As its name implies, the Center for Southwest Research and Special Collections (CSWR) specializes in materials related to New Mexico and the Southwestern U.S. And, if you read last week's post, you know we welcomed Margie Montañez as our CLIR Postdoctoral Fellow in Latin American and Caribbean Studies. Perhaps what's missing at first glance at the center's name, is its plethora of interdisciplinary materials also relating to Latin America and the Caribbean, as well as the cross-disciplinary departments that make some of this available. For example, the Digital Initiatives and Scholarly Communication (DISC) department manages New Mexico Digital Collections (NMDC), an online repository of over 100,000 items from cultural heritage institutions from around the state! Though its name suggests that most of the collections are focused on the Land of Enchantment, NMDC makes available thousands of digitized primary sources about Latin America.
For example, the Inventory of the Asamblea de Artistas Revolucionarios de Oaxaca Pictorial Collection houses prints, posters, murals, and digital captures by young artists dealing with twenty-first century political matters in Oaxaca. Their artwork is not only signed collectively, but also utilizes both Japanese and Mexican printmaking skills. One can find this material at CSWR, or browse some of the content uploaded to NMDC.
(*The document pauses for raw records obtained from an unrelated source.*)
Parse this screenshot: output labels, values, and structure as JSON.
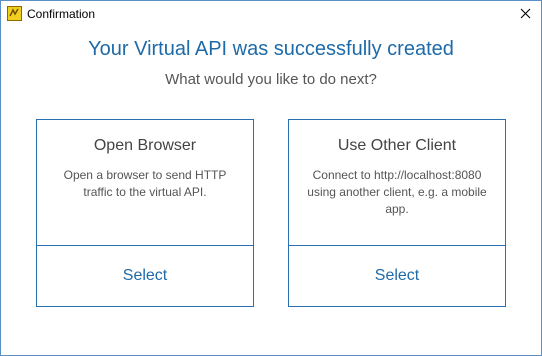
{
  "window": {
    "title": "Confirmation"
  },
  "icons": {
    "app": "app-logo-icon",
    "close": "close-icon"
  },
  "heading": "Your Virtual API was successfully created",
  "subheading": "What would you like to do next?",
  "cards": [
    {
      "title": "Open Browser",
      "description": "Open a browser to send HTTP traffic to the virtual API.",
      "select_label": "Select"
    },
    {
      "title": "Use Other Client",
      "description": "Connect to http://localhost:8080 using another client, e.g. a mobile app.",
      "select_label": "Select"
    }
  ],
  "colors": {
    "accent": "#1e6aa8",
    "border": "#2a6fb0",
    "icon": "#f2cf1f"
  }
}
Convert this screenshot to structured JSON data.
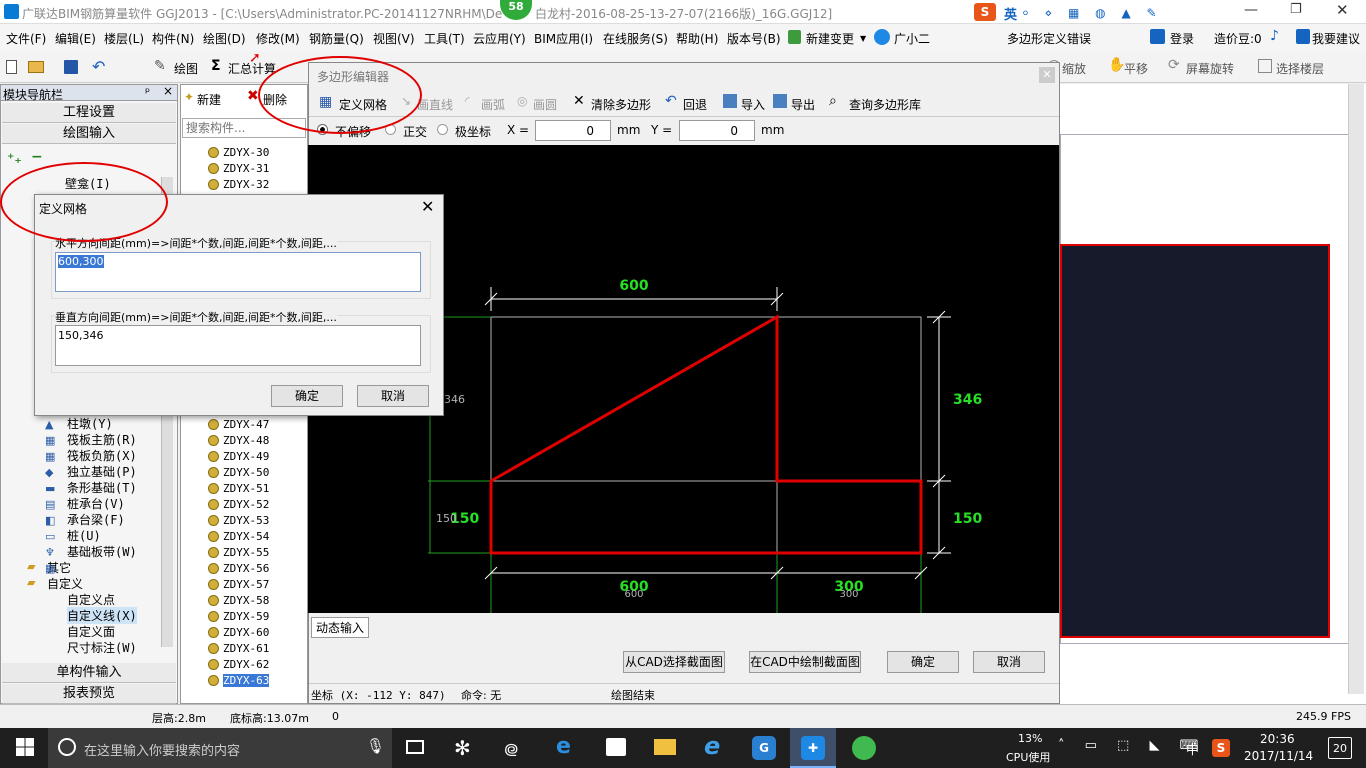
{
  "titlebar": {
    "title": "广联达BIM钢筋算量软件 GGJ2013 - [C:\\Users\\Administrator.PC-20141127NRHM\\De",
    "title_right": "白龙村-2016-08-25-13-27-07(2166版)_16G.GGJ12]",
    "badge": "58",
    "ime_label": "英"
  },
  "menubar": {
    "items": [
      "文件(F)",
      "编辑(E)",
      "楼层(L)",
      "构件(N)",
      "绘图(D)",
      "修改(M)",
      "钢筋量(Q)",
      "视图(V)",
      "工具(T)",
      "云应用(Y)",
      "BIM应用(I)",
      "在线服务(S)",
      "帮助(H)",
      "版本号(B)",
      "新建变更",
      "广小二"
    ],
    "notice": "多边形定义错误",
    "login": "登录",
    "coin": "造价豆:0",
    "suggest": "我要建议"
  },
  "toolbar": {
    "draw": "绘图",
    "sum": "汇总计算",
    "zoom": "缩放",
    "pan": "平移",
    "rotate": "屏幕旋转",
    "select_floor": "选择楼层"
  },
  "nav": {
    "title": "模块导航栏",
    "pin": "ᵖ",
    "close": "×",
    "project_settings": "工程设置",
    "draw_input": "绘图输入",
    "single_input": "单构件输入",
    "report_preview": "报表预览",
    "tree": [
      "壁龛(I)",
      "柱墩(Y)",
      "筏板主筋(R)",
      "筏板负筋(X)",
      "独立基础(P)",
      "条形基础(T)",
      "桩承台(V)",
      "承台梁(F)",
      "桩(U)",
      "基础板带(W)",
      "其它",
      "自定义",
      "自定义点",
      "自定义线(X)",
      "自定义面",
      "尺寸标注(W)"
    ]
  },
  "list": {
    "new": "新建",
    "delete": "删除",
    "search_placeholder": "搜索构件...",
    "top_items": [
      "ZDYX-30",
      "ZDYX-31",
      "ZDYX-32"
    ],
    "items": [
      "ZDYX-47",
      "ZDYX-48",
      "ZDYX-49",
      "ZDYX-50",
      "ZDYX-51",
      "ZDYX-52",
      "ZDYX-53",
      "ZDYX-54",
      "ZDYX-55",
      "ZDYX-56",
      "ZDYX-57",
      "ZDYX-58",
      "ZDYX-59",
      "ZDYX-60",
      "ZDYX-61",
      "ZDYX-62",
      "ZDYX-63"
    ]
  },
  "editor": {
    "title": "多边形编辑器",
    "define_grid": "定义网格",
    "line": "画直线",
    "arc": "画弧",
    "circle": "画圆",
    "clear": "清除多边形",
    "undo": "回退",
    "import": "导入",
    "export": "导出",
    "query": "查询多边形库",
    "mode_none": "不偏移",
    "mode_ortho": "正交",
    "mode_polar": "极坐标",
    "x_label": "X =",
    "x_value": "0",
    "y_label": "Y =",
    "y_value": "0",
    "unit": "mm",
    "dynamic_input": "动态输入",
    "from_cad": "从CAD选择截面图",
    "draw_cad": "在CAD中绘制截面图",
    "ok": "确定",
    "cancel": "取消",
    "coord": "坐标 (X: -112 Y: 847)",
    "command": "命令: 无",
    "status": "绘图结束"
  },
  "canvas": {
    "dim_top": "600",
    "dim_right_top": "346",
    "dim_right_bottom": "150",
    "dim_left_bottom": "150",
    "dim_left_top": "346",
    "dim_bottom_left": "600",
    "dim_bottom_right": "300",
    "dim_left_bottom_small": "150",
    "dim_bottom_left_small": "600",
    "dim_bottom_right_small": "300"
  },
  "dialog": {
    "title": "定义网格",
    "h_label": "水平方向间距(mm)=>间距*个数,间距,间距*个数,间距,...",
    "h_value": "600,300",
    "v_label": "垂直方向间距(mm)=>间距*个数,间距,间距*个数,间距,...",
    "v_value": "150,346",
    "ok": "确定",
    "cancel": "取消"
  },
  "statusbar": {
    "floor_height": "层高:2.8m",
    "base_height": "底标高:13.07m",
    "zero": "0",
    "fps": "245.9 FPS"
  },
  "taskbar": {
    "search_placeholder": "在这里输入你要搜索的内容",
    "cpu_pct": "13%",
    "cpu_label": "CPU使用",
    "ime": "中",
    "time": "20:36",
    "date": "2017/11/14",
    "notif": "20"
  },
  "colors": {
    "accent": "#0a7bd4",
    "red": "#e00000",
    "green_dim": "#25e025",
    "taskbar": "#1f1f1f"
  }
}
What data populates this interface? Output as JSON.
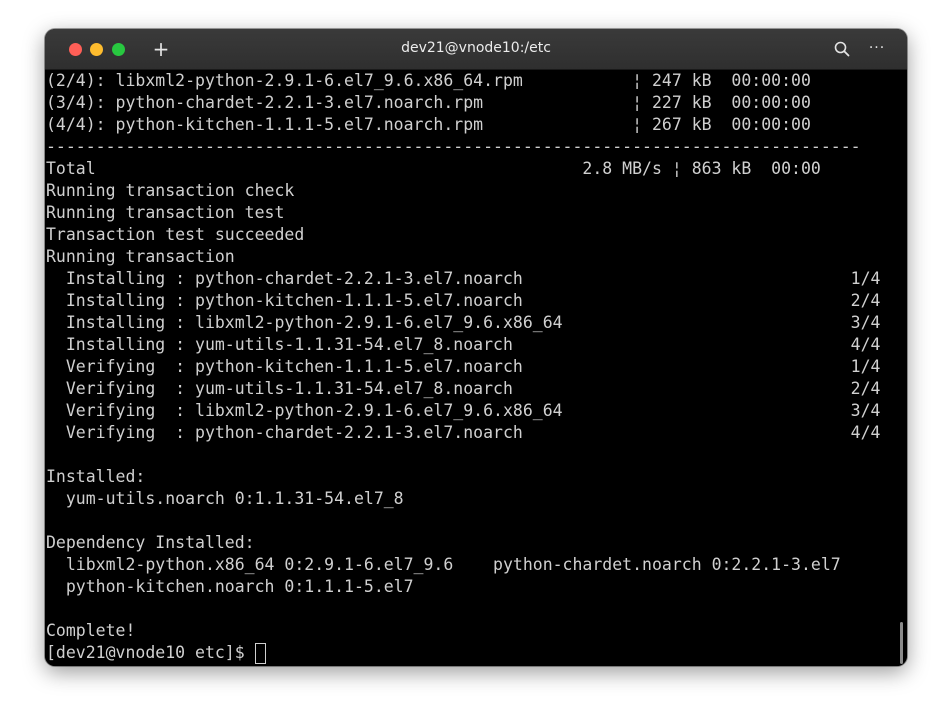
{
  "window": {
    "title": "dev21@vnode10:/etc",
    "new_tab_glyph": "+",
    "more_glyph": "···",
    "icons": [
      "close-dot",
      "minimize-dot",
      "zoom-dot",
      "plus-icon",
      "search-icon",
      "more-icon"
    ]
  },
  "terminal": {
    "lines": [
      "(2/4): libxml2-python-2.9.1-6.el7_9.6.x86_64.rpm           ¦ 247 kB  00:00:00",
      "(3/4): python-chardet-2.2.1-3.el7.noarch.rpm               ¦ 227 kB  00:00:00",
      "(4/4): python-kitchen-1.1.1-5.el7.noarch.rpm               ¦ 267 kB  00:00:00",
      "----------------------------------------------------------------------------------",
      "Total                                                 2.8 MB/s ¦ 863 kB  00:00",
      "Running transaction check",
      "Running transaction test",
      "Transaction test succeeded",
      "Running transaction",
      "  Installing : python-chardet-2.2.1-3.el7.noarch                                 1/4",
      "  Installing : python-kitchen-1.1.1-5.el7.noarch                                 2/4",
      "  Installing : libxml2-python-2.9.1-6.el7_9.6.x86_64                             3/4",
      "  Installing : yum-utils-1.1.31-54.el7_8.noarch                                  4/4",
      "  Verifying  : python-kitchen-1.1.1-5.el7.noarch                                 1/4",
      "  Verifying  : yum-utils-1.1.31-54.el7_8.noarch                                  2/4",
      "  Verifying  : libxml2-python-2.9.1-6.el7_9.6.x86_64                             3/4",
      "  Verifying  : python-chardet-2.2.1-3.el7.noarch                                 4/4",
      "",
      "Installed:",
      "  yum-utils.noarch 0:1.1.31-54.el7_8",
      "",
      "Dependency Installed:",
      "  libxml2-python.x86_64 0:2.9.1-6.el7_9.6    python-chardet.noarch 0:2.2.1-3.el7",
      "  python-kitchen.noarch 0:1.1.1-5.el7",
      "",
      "Complete!",
      "[dev21@vnode10 etc]$ "
    ]
  }
}
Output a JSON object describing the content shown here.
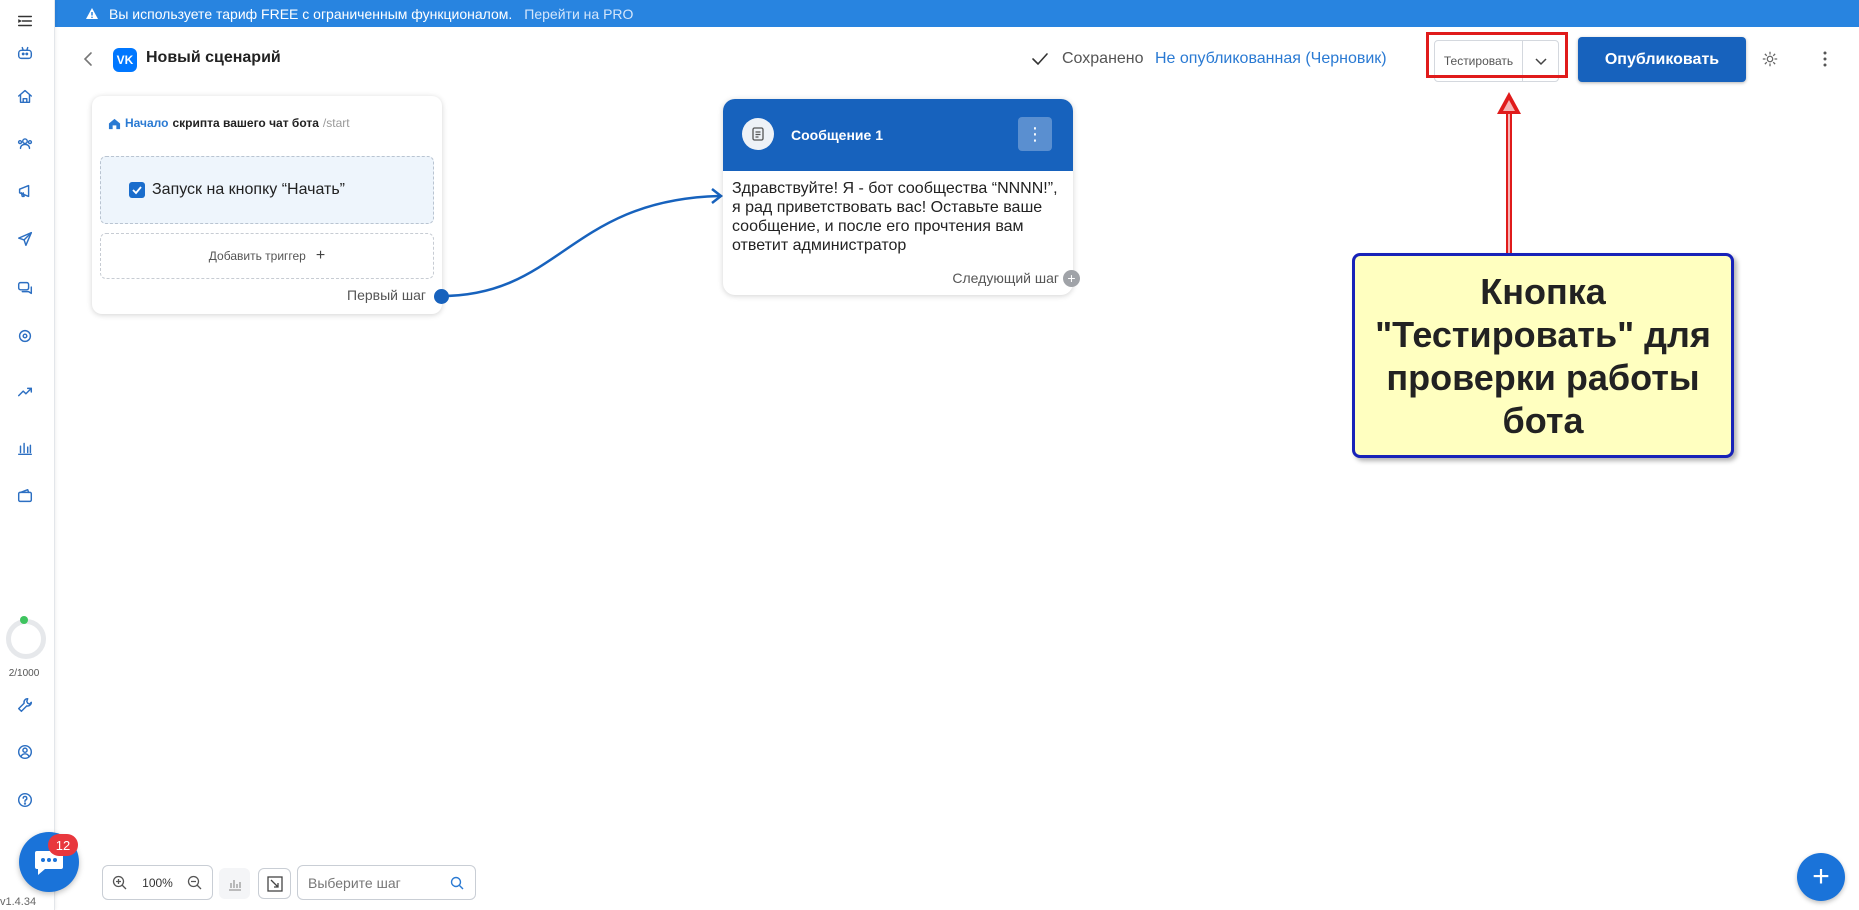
{
  "banner": {
    "text": "Вы используете тариф FREE с ограниченным функционалом.",
    "link": "Перейти на PRO"
  },
  "header": {
    "title": "Новый сценарий",
    "logo_text": "VK",
    "saved": "Сохранено",
    "status": "Не опубликованная (Черновик)",
    "test_label": "Тестировать",
    "publish_label": "Опубликовать"
  },
  "sidebar": {
    "icons": [
      "menu-icon",
      "bot-icon",
      "home-icon",
      "users-icon",
      "broadcast-icon",
      "send-icon",
      "chats-icon",
      "integrations-icon",
      "trending-icon",
      "stats-icon",
      "wallet-icon",
      "wrench-icon",
      "profile-icon",
      "help-icon"
    ],
    "usage": "2/1000",
    "chat_badge": "12",
    "version": "v1.4.34"
  },
  "start_card": {
    "start_label": "Начало",
    "script_label": "скрипта вашего чат бота",
    "command": "/start",
    "trigger_label": "Запуск на кнопку “Начать”",
    "add_trigger": "Добавить триггер",
    "first_step": "Первый шаг"
  },
  "message_card": {
    "title": "Сообщение 1",
    "body": "Здравствуйте! Я - бот сообщества “NNNN!”, я рад приветствовать вас! Оставьте ваше сообщение, и после его прочтения вам ответит администратор",
    "next_step": "Следующий шаг"
  },
  "callout": {
    "text": "Кнопка \"Тестировать\" для проверки работы бота"
  },
  "toolbar": {
    "zoom": "100%",
    "search_placeholder": "Выберите шаг"
  },
  "colors": {
    "primary": "#1762bd",
    "banner": "#2884e0",
    "callout_bg": "#ffffc0",
    "callout_border": "#1722b8",
    "highlight": "#e01b1b"
  }
}
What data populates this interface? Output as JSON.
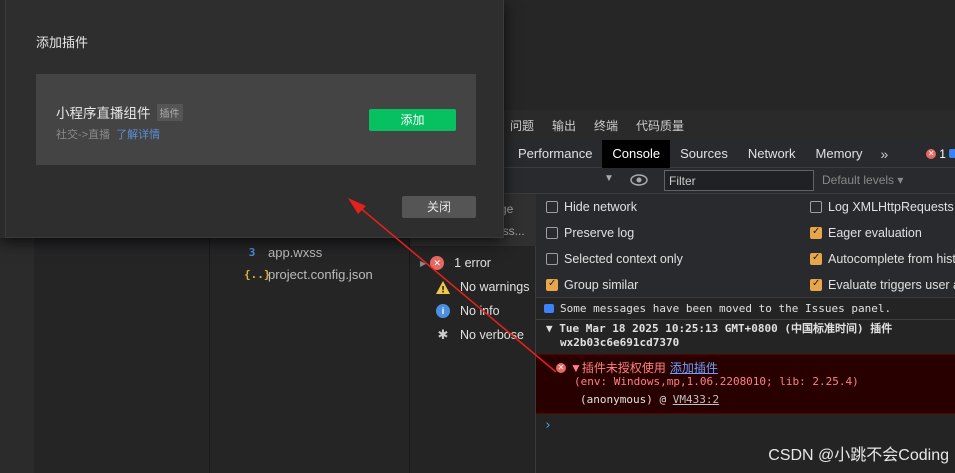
{
  "modal": {
    "title": "添加插件",
    "plugin_name": "小程序直播组件",
    "plugin_tag": "插件",
    "plugin_category": "社交->直播",
    "plugin_more_link": "了解详情",
    "add_button": "添加",
    "close_button": "关闭"
  },
  "ide": {
    "files": [
      {
        "icon": "css-file-icon",
        "name": "app.wxss"
      },
      {
        "icon": "json-file-icon",
        "name": "project.config.json"
      }
    ]
  },
  "panel_tabs": [
    "问题",
    "输出",
    "终端",
    "代码质量"
  ],
  "devtools": {
    "tabs": [
      "Performance",
      "Console",
      "Sources",
      "Network",
      "Memory"
    ],
    "active_tab": "Console",
    "more_tabs": "»",
    "error_count": "1",
    "filter_value": "Filter",
    "default_levels": "Default levels ▾",
    "settings": [
      {
        "label": "Hide network",
        "checked": false
      },
      {
        "label": "Log XMLHttpRequests",
        "checked": false
      },
      {
        "label": "Preserve log",
        "checked": false
      },
      {
        "label": "Eager evaluation",
        "checked": true
      },
      {
        "label": "Selected context only",
        "checked": false
      },
      {
        "label": "Autocomplete from histo",
        "checked": true
      },
      {
        "label": "Group similar",
        "checked": true
      },
      {
        "label": "Evaluate triggers user ac",
        "checked": true
      }
    ],
    "sidebar_partial": [
      "ge",
      "ess..."
    ],
    "sidebar_items": [
      {
        "icon": "error-icon",
        "label": "1 error"
      },
      {
        "icon": "warning-icon",
        "label": "No warnings"
      },
      {
        "icon": "info-icon",
        "label": "No info"
      },
      {
        "icon": "verbose-icon",
        "label": "No verbose"
      }
    ],
    "console": {
      "moved_message": "Some messages have been moved to the Issues panel.",
      "group_header_line1": "▼ Tue Mar 18 2025 10:25:13 GMT+0800 (中国标准时间) 插件",
      "group_header_line2": "wx2b03c6e691cd7370",
      "error_text": "▼插件未授权使用",
      "error_link": "添加插件",
      "error_env": "(env: Windows,mp,1.06.2208010; lib: 2.25.4)",
      "error_trace_prefix": "(anonymous) @ ",
      "error_trace_link": "VM433:2",
      "prompt": "›"
    }
  },
  "colors": {
    "accent_green": "#07c160",
    "error_red": "#e46962",
    "arrow_red": "#e8201b"
  },
  "watermark": "CSDN @小跳不会Coding"
}
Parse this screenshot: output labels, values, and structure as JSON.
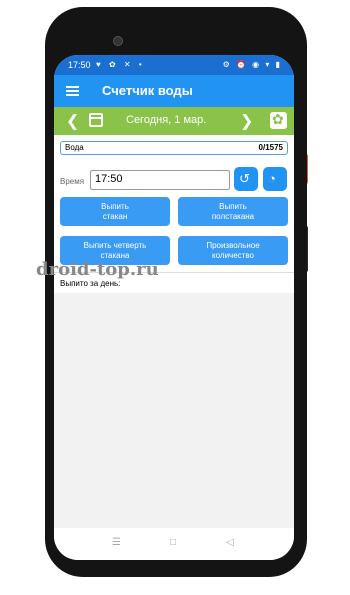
{
  "status_bar": {
    "time": "17:50",
    "left_icons": "♥ ✿ ✕ •",
    "right_icons": "⚙ ⏰ ◉ ▾ ▮"
  },
  "app_bar": {
    "title": "Счетчик воды"
  },
  "date_bar": {
    "date": "Сегодня, 1 мар."
  },
  "progress": {
    "label": "Вода",
    "value": "0/1575",
    "fraction": 0
  },
  "time_row": {
    "label": "Время",
    "value": "17:50"
  },
  "buttons": [
    {
      "line1": "Выпить",
      "line2": "стакан"
    },
    {
      "line1": "Выпить",
      "line2": "полстакана"
    },
    {
      "line1": "Выпить четверть",
      "line2": "стакана"
    },
    {
      "line1": "Произвольное",
      "line2": "количество"
    }
  ],
  "drank_label": "Выпито за день:",
  "watermark": "droid-top.ru",
  "icons": {
    "menu": "hamburger-icon",
    "prev": "chevron-left-icon",
    "calendar": "calendar-icon",
    "next": "chevron-right-icon",
    "settings": "gear-icon",
    "history": "history-icon",
    "clock": "pie-clock-icon"
  },
  "colors": {
    "status": "#1a6fd1",
    "appbar": "#2193f3",
    "datebar": "#8bc34a",
    "button": "#3a9bf5"
  }
}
The Center does not just have political posters! It also has fantastic Latin American music collections.
Did you know that the CSWR has one of the most complete collections on Manuel Areu, a nineteenth century composer who traveled the globe and was instrumental in bringing zarzuelas to the Southwest? Zarzuela is not just a 26-point Scrabble word (both the authors are champions at Words With Friends). The zarzuela was an important hybrid popular at the turn of the twentieth century that combined popular music, dance, and lyric opera.
Areu's papers are housed in the Center and include handwritten musical scores, a vast array of promotional posters from around Latin America and the Caribbean, and correspondence that reveals how the collection almost never materialized, literally, as it was recovered from an Arizona dump (see box 67 in the Collection for more!). As part of the collection's recovery, in 2014 the University of New Mexico Honors College launched an interdisciplinary and international digital project, The Manuel Areu Project. Collaborating with the National Hispanic Cultural Center and the New Mexico Philharmonic Orchestra among others, students, faculty, and musicians transcribed scores and even performed some of Areu's work.
Because our CLIR Fellow will work on Latin American projects, we are excited to think about the next steps for this amazing collection. Are you interested in the Music Encoding Initiative (MEI)? Do you want to examine what 19th century musical compositions looked like? Contact the Center or stop by DISC to learn more!